_TASK TO COMPLETE_
Pictures should be left out while the data beneath this task is written out word for word.

[INFORMATION SUPPLIED — start]

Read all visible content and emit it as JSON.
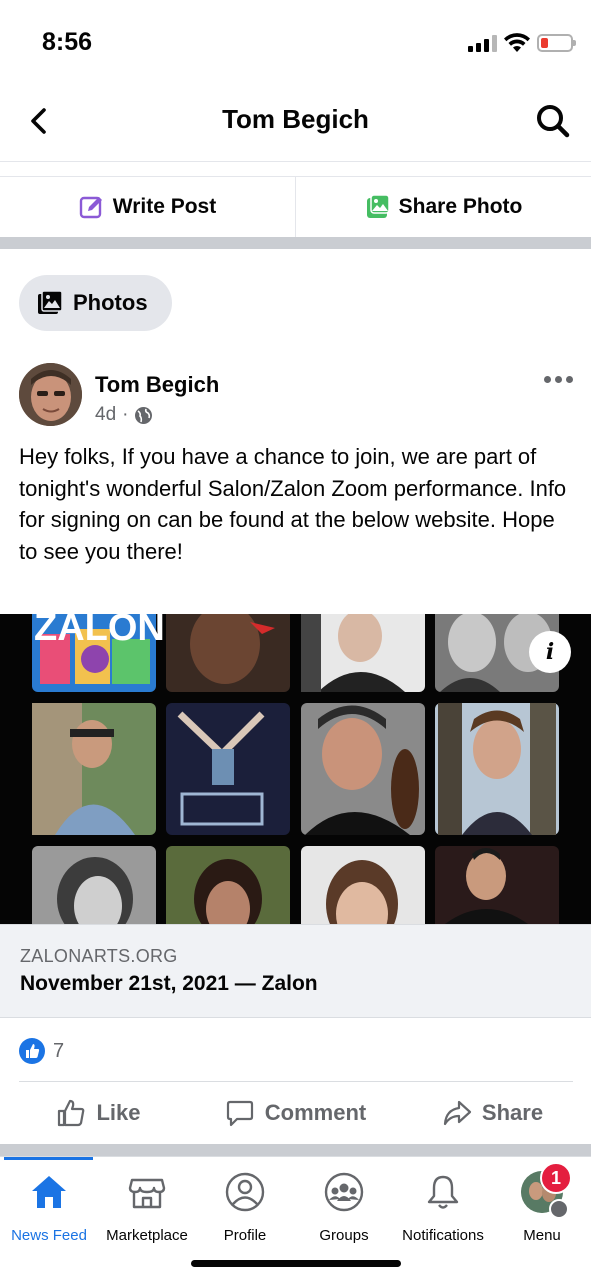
{
  "status_bar": {
    "time": "8:56"
  },
  "header": {
    "title": "Tom Begich"
  },
  "composer": {
    "write_post": "Write Post",
    "share_photo": "Share Photo"
  },
  "photos_chip": {
    "label": "Photos"
  },
  "post": {
    "author": "Tom Begich",
    "time_ago": "4d",
    "separator": "·",
    "text": "Hey folks, If you have a chance to join, we are part of tonight's wonderful Salon/Zalon Zoom performance. Info for signing on can be found at the below website. Hope to see you there!",
    "image_banner_text": "ZALON",
    "link": {
      "domain": "ZALONARTS.ORG",
      "title": "November 21st, 2021 — Zalon"
    },
    "reaction_count": "7"
  },
  "actions": {
    "like": "Like",
    "comment": "Comment",
    "share": "Share"
  },
  "tabbar": {
    "tabs": [
      {
        "label": "News Feed",
        "icon": "home-icon",
        "active": true
      },
      {
        "label": "Marketplace",
        "icon": "marketplace-icon"
      },
      {
        "label": "Profile",
        "icon": "profile-icon"
      },
      {
        "label": "Groups",
        "icon": "groups-icon"
      },
      {
        "label": "Notifications",
        "icon": "bell-icon"
      },
      {
        "label": "Menu",
        "icon": "menu-avatar-icon"
      }
    ],
    "menu_badge": "1"
  },
  "colors": {
    "accent": "#1b74e4",
    "badge": "#e41e3f",
    "secondary_text": "#65676b",
    "divider": "#cacdd2"
  }
}
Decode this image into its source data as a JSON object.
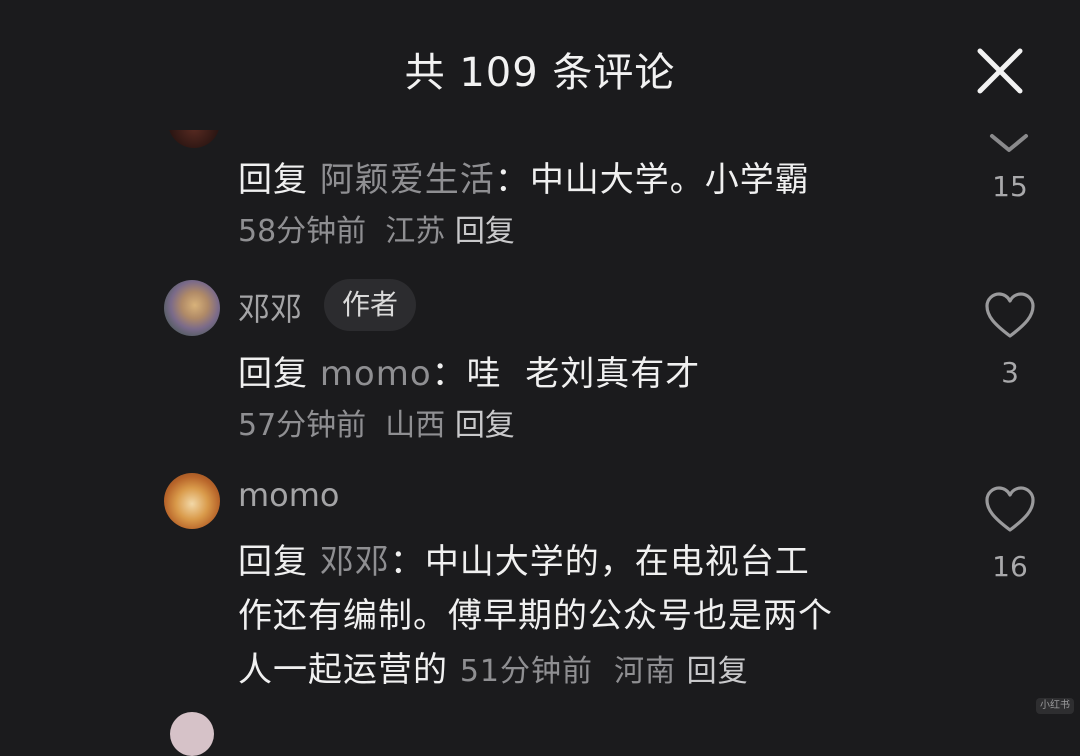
{
  "header": {
    "title": "共 109 条评论"
  },
  "comments": [
    {
      "reply_word": "回复",
      "target": "阿颖爱生活",
      "colon": "：",
      "text": "中山大学。小学霸",
      "time": "58分钟前",
      "location": "江苏",
      "reply_label": "回复",
      "likes": "15"
    },
    {
      "name": "邓邓",
      "badge": "作者",
      "reply_word": "回复",
      "target": "momo",
      "colon": "：",
      "text": "哇  老刘真有才",
      "time": "57分钟前",
      "location": "山西",
      "reply_label": "回复",
      "likes": "3"
    },
    {
      "name": "momo",
      "reply_word": "回复",
      "target": "邓邓",
      "colon": "：",
      "text_line1": "中山大学的，在电视台工",
      "text_line2": "作还有编制。傅早期的公众号也是两个",
      "text_line3": "人一起运营的",
      "time": "51分钟前",
      "location": "河南",
      "reply_label": "回复",
      "likes": "16"
    }
  ],
  "watermark": "小红书",
  "icons": {
    "close": "close-icon",
    "heart": "heart-icon",
    "chevron": "chevron-down-icon"
  },
  "colors": {
    "background": "#1b1b1d",
    "text": "#f0f0f0",
    "muted": "#8f8f92"
  }
}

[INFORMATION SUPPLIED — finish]

_EXERCISE ANSWER_
Read all visible content and emit it as JSON.
{
  "status_bar": {
    "time": "8:56"
  },
  "header": {
    "title": "Tom Begich"
  },
  "composer": {
    "write_post": "Write Post",
    "share_photo": "Share Photo"
  },
  "photos_chip": {
    "label": "Photos"
  },
  "post": {
    "author": "Tom Begich",
    "time_ago": "4d",
    "separator": "·",
    "text": "Hey folks, If you have a chance to join, we are part of tonight's wonderful Salon/Zalon Zoom performance. Info for signing on can be found at the below website. Hope to see you there!",
    "image_banner_text": "ZALON",
    "link": {
      "domain": "ZALONARTS.ORG",
      "title": "November 21st, 2021 — Zalon"
    },
    "reaction_count": "7"
  },
  "actions": {
    "like": "Like",
    "comment": "Comment",
    "share": "Share"
  },
  "tabbar": {
    "tabs": [
      {
        "label": "News Feed",
        "icon": "home-icon",
        "active": true
      },
      {
        "label": "Marketplace",
        "icon": "marketplace-icon"
      },
      {
        "label": "Profile",
        "icon": "profile-icon"
      },
      {
        "label": "Groups",
        "icon": "groups-icon"
      },
      {
        "label": "Notifications",
        "icon": "bell-icon"
      },
      {
        "label": "Menu",
        "icon": "menu-avatar-icon"
      }
    ],
    "menu_badge": "1"
  },
  "colors": {
    "accent": "#1b74e4",
    "badge": "#e41e3f",
    "secondary_text": "#65676b",
    "divider": "#cacdd2"
  }
}
Decode this image into its source data as a JSON object.
{
  "header": {
    "title": "共 109 条评论"
  },
  "comments": [
    {
      "reply_word": "回复",
      "target": "阿颖爱生活",
      "colon": "：",
      "text": "中山大学。小学霸",
      "time": "58分钟前",
      "location": "江苏",
      "reply_label": "回复",
      "likes": "15"
    },
    {
      "name": "邓邓",
      "badge": "作者",
      "reply_word": "回复",
      "target": "momo",
      "colon": "：",
      "text": "哇  老刘真有才",
      "time": "57分钟前",
      "location": "山西",
      "reply_label": "回复",
      "likes": "3"
    },
    {
      "name": "momo",
      "reply_word": "回复",
      "target": "邓邓",
      "colon": "：",
      "text_line1": "中山大学的，在电视台工",
      "text_line2": "作还有编制。傅早期的公众号也是两个",
      "text_line3": "人一起运营的",
      "time": "51分钟前",
      "location": "河南",
      "reply_label": "回复",
      "likes": "16"
    }
  ],
  "watermark": "小红书",
  "icons": {
    "close": "close-icon",
    "heart": "heart-icon",
    "chevron": "chevron-down-icon"
  },
  "colors": {
    "background": "#1b1b1d",
    "text": "#f0f0f0",
    "muted": "#8f8f92"
  }
}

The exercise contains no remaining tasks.